A suburban small business owner says her Instagram account was hacked, with the thief demanding money from her and her clients, and now she’s warning others in hopes that it doesn’t happen to anyone else.
Danon Christoffers, the owner of a Grayslake business, has thousands of clients, and says that Instagram has played a role in her success.
A few days ago, however, she lost control of her coveted account.
“Thursday morning, I went on the Instagram account, and I was not able to log in,” she said.
She says that after she tried unsuccessfully to create a new password, she learned she’d been hacked.
“When I went to verify, it was a different email address and a different phone number that links were getting sent to,” she said.
Christoffers says that she made contact with the hacker, sending messages via her personal account, and that the thief sent her messages back, demanding payment for access to the business’ account.
“You know, I do hack for a living,” a voice memo sent from the thief said. “Don’t think I am just asking you for money. I’m going to give you your account back.”
Christoffers says that the hacker is posting on the page, and has been contacting clients. She says she immediately submitted a report to Instagram, but has yet to hear back.
Meanwhile, experts say that what’s happened to her isn’t all that uncommon.
“So many people run their lives and business through Instagram, so this is becoming more damaging,” UIC Professor Chris Kanich said.
Experts recommend that business owners take steps to protect themselves, including using unique passwords, with plenty of letters, numbers and special characters, and that different passwords are used for each account.
Just as critically, owners and anyone with social media accounts are urged to use two-factor authentication, to prevent thieves from easily gaining access and wreaking havoc.
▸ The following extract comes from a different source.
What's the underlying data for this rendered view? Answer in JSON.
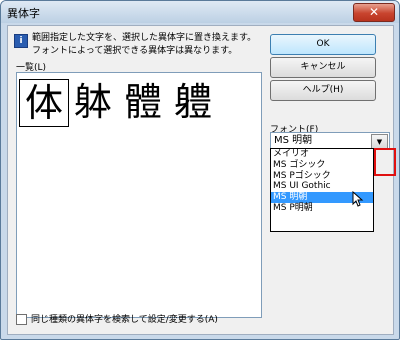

“It is gone, and I have no access. They have all my clients at their disposal,” she said.